|Dev: PlayStation C.A.M.P., Acquire, SCE Japan Studio|
|Release: October 1, 2013|
|Screen Resolution: 480p-1080p|
Aside from the lack of voice work–environmental, movement, and ambient sound were there when needed. However, the score is another high spot for rain. As in most games, the music plays off of the emotions that are trying to be conveyed on-screen, but it’s so much more noticeable without all the bells and whistles that this game eliminates. This makes the somber musical arrangements doubly impactful, furthering the emotional delivery.

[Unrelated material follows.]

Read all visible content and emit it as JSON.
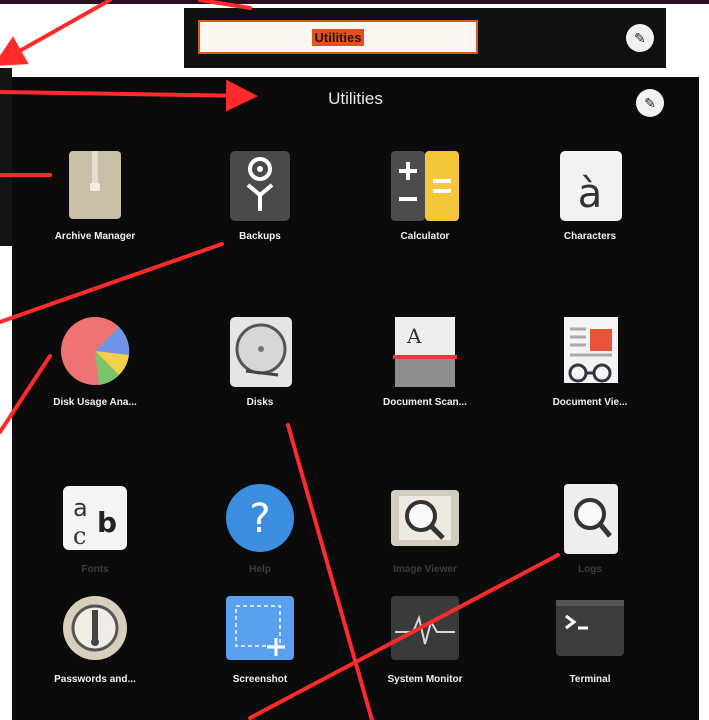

However, one area that spares no expense is the visual department. This is seriously one of the best-looking indie games I have ever seen. Though the environments can be drab and dull, they are nicely detailed without overdoing it. This made for visuals that seem to function almost perfectly. The cinematic camera gives a variety of visual angles that always support the on-screen “action.” Overhead shots with rain falling all around, pre-rendered scenes, following cameras, and many other angular and cinematic methods are used to deliver maximum impact during appropriate game situations. Additionally, beautiful watercolor artwork fills out an outstanding visual achievement.
The creators of rain have made something special. Its production quality and willingness to remove parts of the standard game formula to bring other parts of the formula to life is truly commendable. It’s not a terribly long game, only 3-4 hours on a single playthrough, but it does offer additional unlockables after your first go-‘round, and it has the appeal of a movie you don’t quite get the first time you watch it--just in interactive form.
If you are looking for a game that’s a non-stop thrill ride, you should look somewhere else. But if you want to connect with a game in a way that you aren’t used to, want to feel something, or just love buckets of precipitation–rain is the game for you. At $15, there isn’t really anything else like it.
Date: October 1, 2013